McCarthy’s writing style is varied, ranging from acute brevity to excessive detail, in which he will never settle for two words if he can manage to squeeze in twenty. I was intensely irritated by his discourtesy to the reader by omitting apostrophes, hyphens and quotation marks (although one does get used to it), and am nonplussed by his consistent use of lower case initials for ‘ italian’,’jew’, ‘english’ and ‘french’, while honouring Spanish, American and Mexican with capital letters. Most irksome is the fact that a lot of the dialogue is in Spanish, for which only occasionally does he employ any of the usual devices for assisting understanding. Much of this I could fathom from a passing knowledge of other European languages, but the precise meanings of some long conversations were obscure, and required constant recourse to a Spanish dictionary, which was time-consuming and frustrating.

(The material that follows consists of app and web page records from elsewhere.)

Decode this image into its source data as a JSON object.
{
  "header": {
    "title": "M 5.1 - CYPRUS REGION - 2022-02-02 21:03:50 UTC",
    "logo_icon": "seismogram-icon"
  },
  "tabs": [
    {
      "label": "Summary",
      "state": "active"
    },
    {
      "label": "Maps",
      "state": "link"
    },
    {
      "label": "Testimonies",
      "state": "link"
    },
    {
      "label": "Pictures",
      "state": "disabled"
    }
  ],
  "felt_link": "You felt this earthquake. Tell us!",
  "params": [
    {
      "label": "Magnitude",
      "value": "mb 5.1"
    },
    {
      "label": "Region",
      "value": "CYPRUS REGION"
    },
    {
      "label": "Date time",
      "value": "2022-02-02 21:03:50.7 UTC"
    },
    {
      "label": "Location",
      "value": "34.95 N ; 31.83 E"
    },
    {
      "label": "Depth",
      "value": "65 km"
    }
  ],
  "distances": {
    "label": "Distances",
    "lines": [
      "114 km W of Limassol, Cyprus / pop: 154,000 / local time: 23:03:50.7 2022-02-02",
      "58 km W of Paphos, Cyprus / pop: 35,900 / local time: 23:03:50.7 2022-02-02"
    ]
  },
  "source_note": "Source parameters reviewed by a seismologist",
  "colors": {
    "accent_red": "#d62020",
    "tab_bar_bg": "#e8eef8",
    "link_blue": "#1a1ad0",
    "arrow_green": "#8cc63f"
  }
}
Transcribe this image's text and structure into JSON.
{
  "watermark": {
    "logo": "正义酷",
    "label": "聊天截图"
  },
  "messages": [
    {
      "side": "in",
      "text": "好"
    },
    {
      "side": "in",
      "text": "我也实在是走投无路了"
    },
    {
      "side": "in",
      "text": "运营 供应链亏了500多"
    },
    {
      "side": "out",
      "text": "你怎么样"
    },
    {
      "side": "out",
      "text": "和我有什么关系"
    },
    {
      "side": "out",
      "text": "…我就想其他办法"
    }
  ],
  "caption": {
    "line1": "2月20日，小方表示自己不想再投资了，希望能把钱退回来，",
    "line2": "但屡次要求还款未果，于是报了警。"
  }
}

Nevertheless, the saga is very moving, and leaves a strong impression.
Except that I have read this [ and Suttree and Blood Meridian ] at least thrice.
Brilliant,riveting stories/storytelling transport you to another place ; wonderfully drawn characterisation; beautiful prose poetry splurged & splashed onto the pages in great dollops ----- What more could you ask for ? The meaning of life ? That is, of course, central to all of Mr McCarthy's works.
The complete works of Cormac McCarthy would do very nicely on my desert island.
Every time I finish one of his books I feel a strong sense of gratitude.
I think Mc Carthy descriptive powers, his ability to weave a complex story; to create credible characters with whom the reader may empathise or dislike in their happiness, fear or loneliness; to build mood and tension and to create scences of violence, or calm and serenity , whether it is pastoral or landscape, the sky at night, the vastness of the plains or of an interior, are truly compelling.
I have also some of his other works, including Blood Meridian, No Country for Old Men, The Orchard Keeper, Suttree, The Road.
What I find so interesting about his writing is how Mc Carthy can write in different styles from very terse brief sentences as in No country and the Road , to almost lush descriptive styles as in some of the Trilogy.
I consider Cormac Mc Carthy is one of the finest modern novelists writing today.